I began with wet paper again today. I wasn’t planning to practice cloud making so the degree of wetness wasn’t critical. (Note: on occasions when I was attempting to paint clouds, I frequently didn’t wait long enough for the soaked paper to dry sufficiently to form a nice fluffy clouds. Instead, I ended up with a sky filled with spider-webby looking objects.) However, the wetness was just right today.
I started with wide Payne’s gray sweeps; a partial ultramarine blue spiral bordering one of the grays; and a another concentric sweep of rose ultramarine. On an impulse, I extended the point of the peacock blue ‘bee sting’ I painted, to divide the gray swirls, and finished the first stage by painting a yellow strip adjacent to the peacock blue.
I let the painting dry, and when I came back, I overpainted the ultramarine blue ‘number six’ with gray to create a larger ‘6’. I also overpainted most of the yellow with the ultramarine.

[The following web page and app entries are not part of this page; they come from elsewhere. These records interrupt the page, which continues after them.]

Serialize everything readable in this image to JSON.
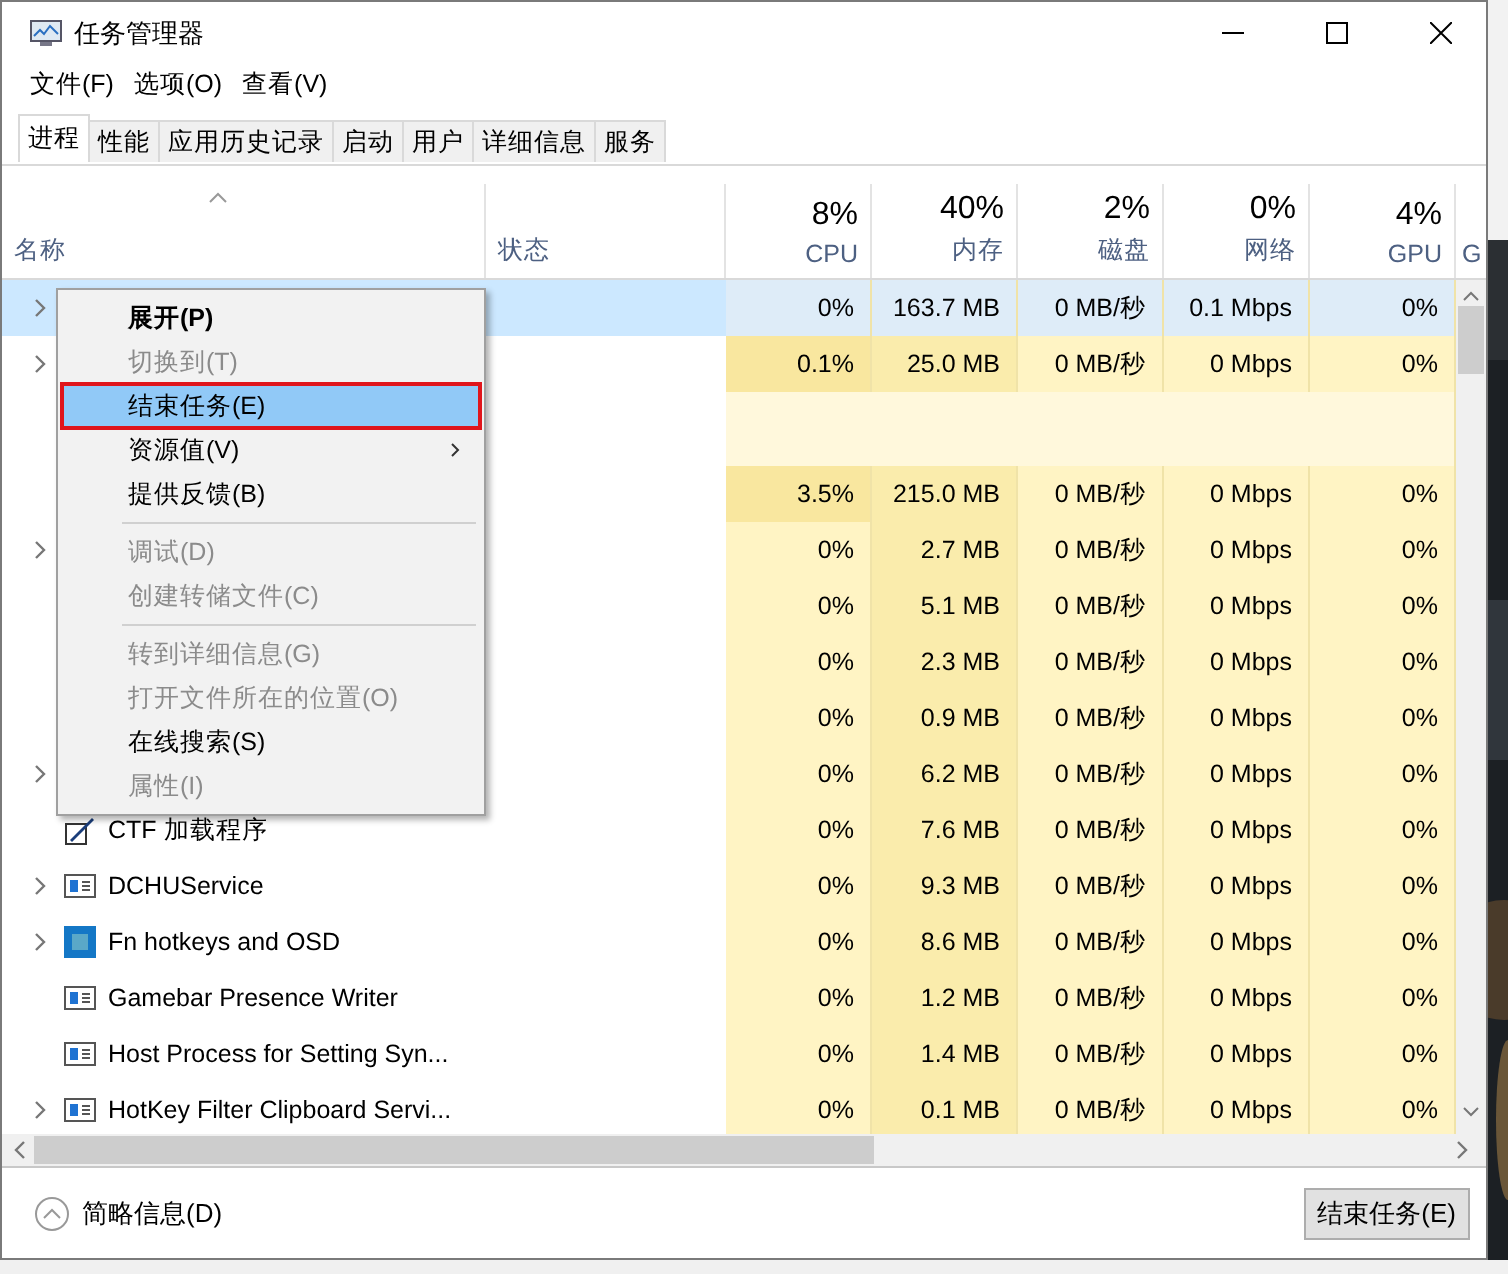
{
  "window": {
    "title": "任务管理器"
  },
  "menu": [
    "文件(F)",
    "选项(O)",
    "查看(V)"
  ],
  "tabs": [
    {
      "label": "进程",
      "selected": true
    },
    {
      "label": "性能",
      "selected": false
    },
    {
      "label": "应用历史记录",
      "selected": false
    },
    {
      "label": "启动",
      "selected": false
    },
    {
      "label": "用户",
      "selected": false
    },
    {
      "label": "详细信息",
      "selected": false
    },
    {
      "label": "服务",
      "selected": false
    }
  ],
  "columns": [
    {
      "label": "名称"
    },
    {
      "label": "状态"
    },
    {
      "percent": "8%",
      "label": "CPU"
    },
    {
      "percent": "40%",
      "label": "内存"
    },
    {
      "percent": "2%",
      "label": "磁盘"
    },
    {
      "percent": "0%",
      "label": "网络"
    },
    {
      "percent": "4%",
      "label": "GPU"
    },
    {
      "label": "G"
    }
  ],
  "rows": [
    {
      "kind": "process",
      "expandable": true,
      "selected": true,
      "cpu_busy": false,
      "cells": [
        "0%",
        "163.7 MB",
        "0 MB/秒",
        "0.1 Mbps",
        "0%"
      ]
    },
    {
      "kind": "process",
      "expandable": true,
      "selected": false,
      "cpu_busy": true,
      "cells": [
        "0.1%",
        "25.0 MB",
        "0 MB/秒",
        "0 Mbps",
        "0%"
      ]
    },
    {
      "kind": "group"
    },
    {
      "kind": "process",
      "selected": false,
      "cpu_busy": true,
      "cells": [
        "3.5%",
        "215.0 MB",
        "0 MB/秒",
        "0 Mbps",
        "0%"
      ]
    },
    {
      "kind": "process",
      "expandable": true,
      "selected": false,
      "cpu_busy": false,
      "cells": [
        "0%",
        "2.7 MB",
        "0 MB/秒",
        "0 Mbps",
        "0%"
      ]
    },
    {
      "kind": "process",
      "selected": false,
      "cpu_busy": false,
      "cells": [
        "0%",
        "5.1 MB",
        "0 MB/秒",
        "0 Mbps",
        "0%"
      ]
    },
    {
      "kind": "process",
      "selected": false,
      "cpu_busy": false,
      "cells": [
        "0%",
        "2.3 MB",
        "0 MB/秒",
        "0 Mbps",
        "0%"
      ]
    },
    {
      "kind": "process",
      "selected": false,
      "cpu_busy": false,
      "cells": [
        "0%",
        "0.9 MB",
        "0 MB/秒",
        "0 Mbps",
        "0%"
      ]
    },
    {
      "kind": "process",
      "expandable": true,
      "selected": false,
      "cpu_busy": false,
      "cells": [
        "0%",
        "6.2 MB",
        "0 MB/秒",
        "0 Mbps",
        "0%"
      ]
    },
    {
      "kind": "pen",
      "selected": false,
      "cpu_busy": false,
      "name": "CTF 加载程序",
      "cells": [
        "0%",
        "7.6 MB",
        "0 MB/秒",
        "0 Mbps",
        "0%"
      ]
    },
    {
      "kind": "window",
      "expandable": true,
      "selected": false,
      "cpu_busy": false,
      "name": "DCHUService",
      "cells": [
        "0%",
        "9.3 MB",
        "0 MB/秒",
        "0 Mbps",
        "0%"
      ]
    },
    {
      "kind": "app",
      "expandable": true,
      "selected": false,
      "cpu_busy": false,
      "name": "Fn hotkeys and OSD",
      "cells": [
        "0%",
        "8.6 MB",
        "0 MB/秒",
        "0 Mbps",
        "0%"
      ]
    },
    {
      "kind": "window",
      "selected": false,
      "cpu_busy": false,
      "name": "Gamebar Presence Writer",
      "cells": [
        "0%",
        "1.2 MB",
        "0 MB/秒",
        "0 Mbps",
        "0%"
      ]
    },
    {
      "kind": "window",
      "selected": false,
      "cpu_busy": false,
      "name": "Host Process for Setting Syn...",
      "cells": [
        "0%",
        "1.4 MB",
        "0 MB/秒",
        "0 Mbps",
        "0%"
      ]
    },
    {
      "kind": "window",
      "expandable": true,
      "selected": false,
      "cpu_busy": false,
      "name": "HotKey Filter Clipboard Servi...",
      "cells": [
        "0%",
        "0.1 MB",
        "0 MB/秒",
        "0 Mbps",
        "0%"
      ]
    }
  ],
  "context_menu": [
    {
      "kind": "item",
      "label": "展开(P)",
      "default": true,
      "disabled": false,
      "selected": false,
      "highlighted": false
    },
    {
      "kind": "item",
      "label": "切换到(T)",
      "default": false,
      "disabled": true,
      "selected": false,
      "highlighted": false
    },
    {
      "kind": "item",
      "label": "结束任务(E)",
      "default": false,
      "disabled": false,
      "selected": true,
      "highlighted": true
    },
    {
      "kind": "submenu",
      "label": "资源值(V)",
      "default": false,
      "disabled": false,
      "selected": false,
      "highlighted": false
    },
    {
      "kind": "item",
      "label": "提供反馈(B)",
      "default": false,
      "disabled": false,
      "selected": false,
      "highlighted": false
    },
    {
      "kind": "separator"
    },
    {
      "kind": "item",
      "label": "调试(D)",
      "default": false,
      "disabled": true,
      "selected": false,
      "highlighted": false
    },
    {
      "kind": "item",
      "label": "创建转储文件(C)",
      "default": false,
      "disabled": true,
      "selected": false,
      "highlighted": false
    },
    {
      "kind": "separator"
    },
    {
      "kind": "item",
      "label": "转到详细信息(G)",
      "default": false,
      "disabled": true,
      "selected": false,
      "highlighted": false
    },
    {
      "kind": "item",
      "label": "打开文件所在的位置(O)",
      "default": false,
      "disabled": true,
      "selected": false,
      "highlighted": false
    },
    {
      "kind": "item",
      "label": "在线搜索(S)",
      "default": false,
      "disabled": false,
      "selected": false,
      "highlighted": false
    },
    {
      "kind": "item",
      "label": "属性(I)",
      "default": false,
      "disabled": true,
      "selected": false,
      "highlighted": false
    }
  ],
  "footer": {
    "details_link": "简略信息(D)",
    "end_task_button": "结束任务(E)"
  }
}
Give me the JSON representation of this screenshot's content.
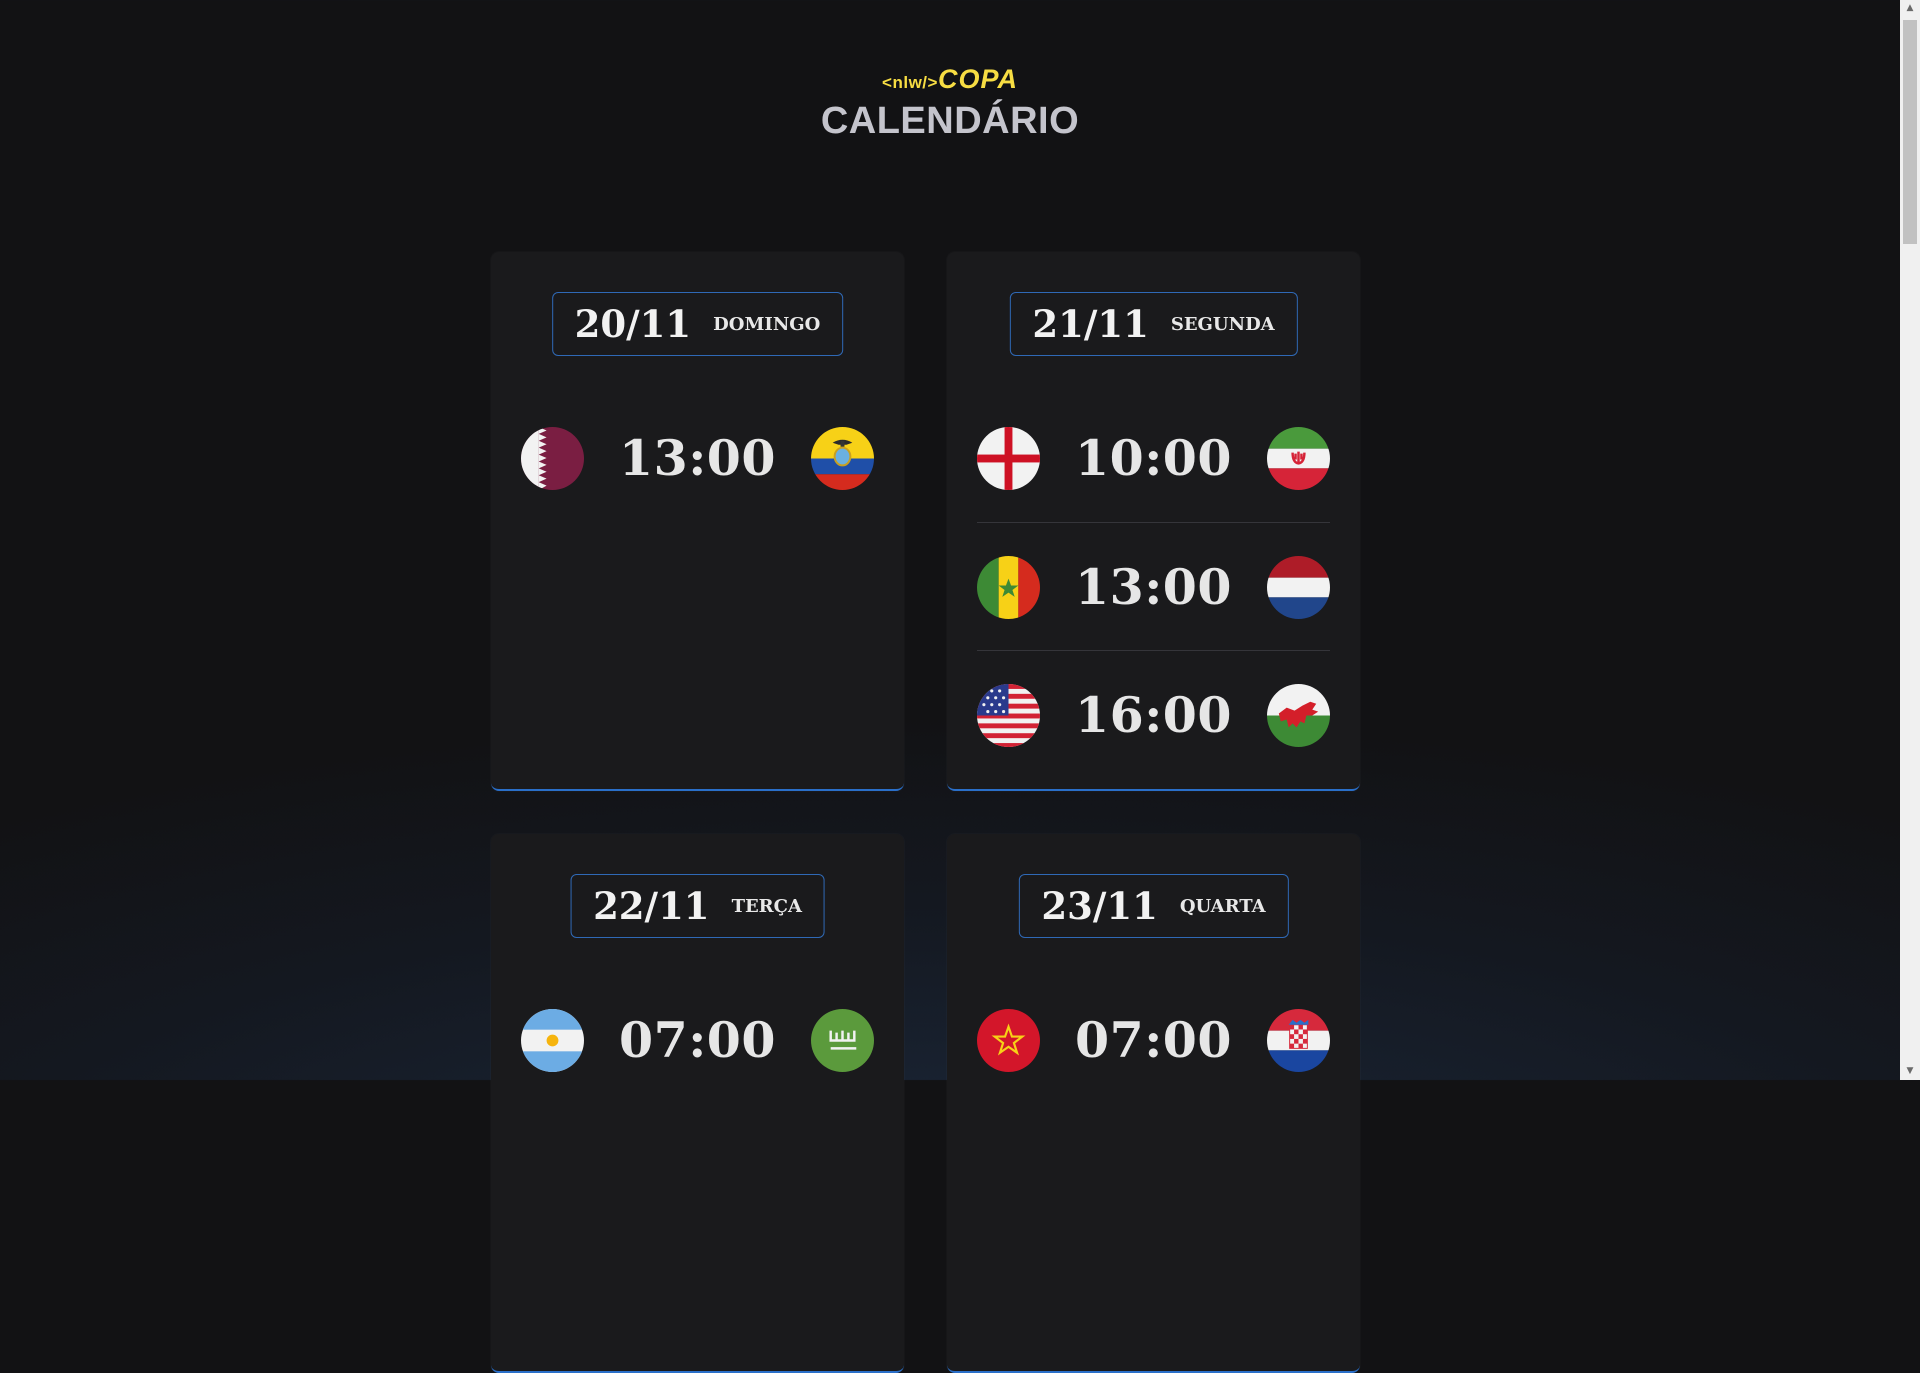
{
  "header": {
    "logo_tag": "<nlw/>",
    "logo_copa": "COPA",
    "title": "CALENDÁRIO"
  },
  "colors": {
    "accent": "#2f69b6",
    "logo": "#f7dd43",
    "background": "#121214",
    "card": "#1a1a1c"
  },
  "days": [
    {
      "date": "20/11",
      "weekday": "DOMINGO",
      "games": [
        {
          "home": "qatar-flag",
          "time": "13:00",
          "away": "ecuador-flag"
        }
      ]
    },
    {
      "date": "21/11",
      "weekday": "SEGUNDA",
      "games": [
        {
          "home": "england-flag",
          "time": "10:00",
          "away": "iran-flag"
        },
        {
          "home": "senegal-flag",
          "time": "13:00",
          "away": "netherlands-flag"
        },
        {
          "home": "usa-flag",
          "time": "16:00",
          "away": "wales-flag"
        }
      ]
    },
    {
      "date": "22/11",
      "weekday": "TERÇA",
      "games": [
        {
          "home": "argentina-flag",
          "time": "07:00",
          "away": "saudi-arabia-flag"
        }
      ]
    },
    {
      "date": "23/11",
      "weekday": "QUARTA",
      "games": [
        {
          "home": "morocco-flag",
          "time": "07:00",
          "away": "croatia-flag"
        }
      ]
    }
  ]
}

The idea that was in my mind when I began this composition was: weather. The gray brushstrokes could easily have represented wind or other atmospheric conditions. I could have been influenced subconsciously by the blizzard now hammering the east coast.
However, my impulse to draw the line through the gray changed my focus. Now the wide gray expanses reminded me of the sulci (gray matter folds) in the brain. The dividing line now made sense: it separated the two halves of the brain.
To complete the composition artistically (and anatomically) I had to fill in the only missing component, the blood-brain barrier, which I did, with Winsor red.
I was going to call this post ‘Evolution’ because it reflects not so much my artistic process, but how my thoughts changed about the very image I was creating while I was creating it.